Louis Kestenbaum, who began Elkay Plastics Co. in 1968 and was a founder of what is now the Western Plastics Association, died Feb. 14 at the age of 93.
A service for Kestenbaum, known as “Papa Lou,” took place Feb. 15 at Beth Jacob Congregation in Beverly Hills, Calif.
His family said, “He lived a good long life and made an enduring contribution to the flexible packaging industry.”
Kestenbaum founded Elkay Plastics Co. Inc. in 1968 and sold the business in 1990.
He was a founder and former president of the California Film Extruders and Converters Association, now operating as the Western Plastics Association. Kestenbaum, with a small group of other plastics company owners, formed CFECA in 1973 in an effort to deal with government regulations.
Commerce, Calif.-based Elkay Plastics manufactures and supplies plastic bags and has distribution sites in Austell, Ga.; Bensenville, Ill.; Carrollton, Texas; Aurora, Colo.; Phoenixville, Pa.; Hayward, Calif.; and Kent, Wash.

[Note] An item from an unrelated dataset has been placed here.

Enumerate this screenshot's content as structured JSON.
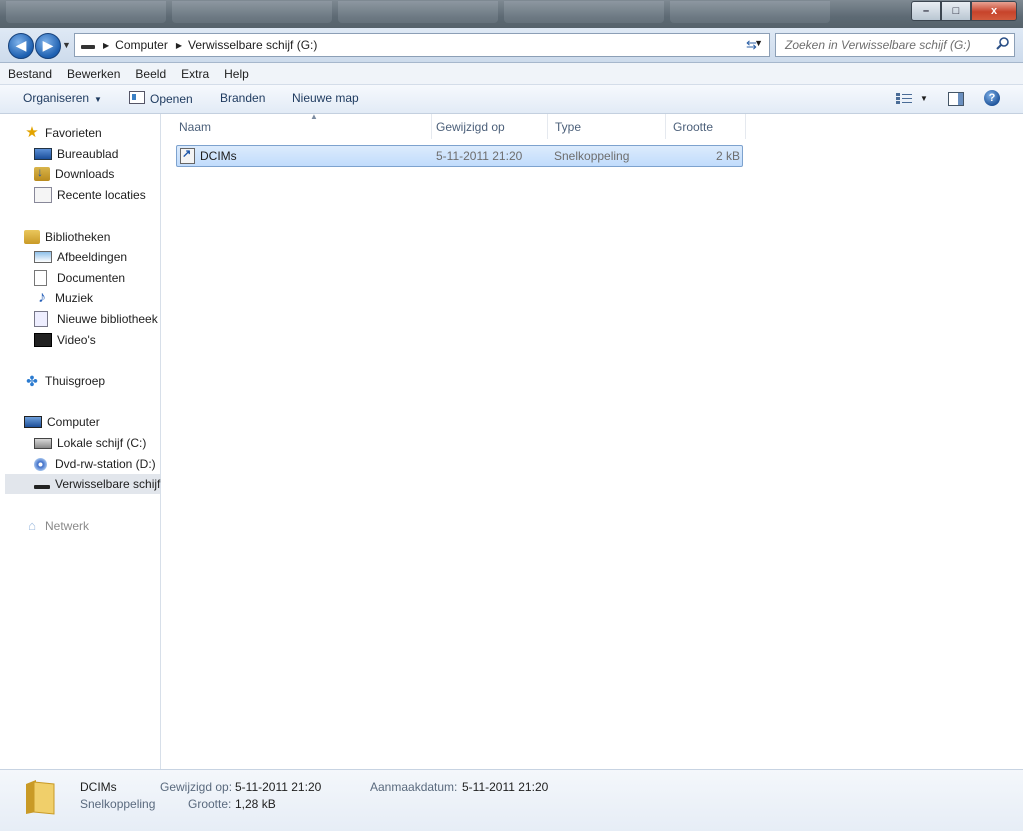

An online extension of the business, Elkay University, offers modules for training individuals in the uses of multiple types of plastic bags for food service and health care applications.
Louis Kestenbaum was a residential home builder and, during an economic slump in 1965, looked for a way to supplement his income. While at a grocery store with his wife, Trudy, he noticed that many items were packaged in disposable single-use plastic bags.

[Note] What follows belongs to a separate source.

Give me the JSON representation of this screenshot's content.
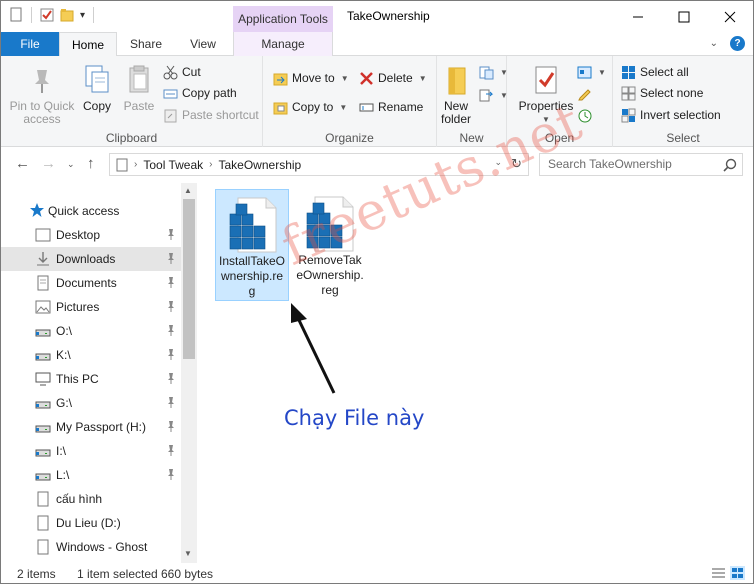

He visited facilities of Central Bag Co. and International Poly, then among the biggest flexible packaging firms. Eventually, Elkay Plastics acquired both companies.
At the time, most polyethylene bag suppliers did not maintain stocks of their most popular sized bags. Kestenbaum's niche was in having many sizes in stock, and he advertised Elkay as a “customer's warehouse.” Whatever a customer needed was immediately available.
During his tenure, Elkay Plastics built an inventory termed the largest in the country, had branches in Washington, Colorado and Texas and became the largest importer of plastic bags from Taiwan. Elkay began converting to augment inventory levels as needed and started manufacturing custom sizes and custom printing.
Elkay Plastics continues under the guidance of Louis Chertkow and has grown into a national organization.
Kestenbaum's survivors include two daughters, Rene Peters and Lynda Kurtzer; two grandchildren; six great-grandchildren; and a sister, Rita Adler. Trudy, Rene and Lynda worked in the business at various times.
The Orthodox synagogue in Beverly Hills, Calif., dedicated its family youth department in the name of Kestenbaum's wife, Trudy, who died in 2010.
The Harkham Hillel Hebrew Academy in Beverly Hills lists Kestenbaum as a “longtime friend and supporter” of the provider of Jewish education.
Chevra Kadisha Mortuary in West Hollywood handled the arrangements.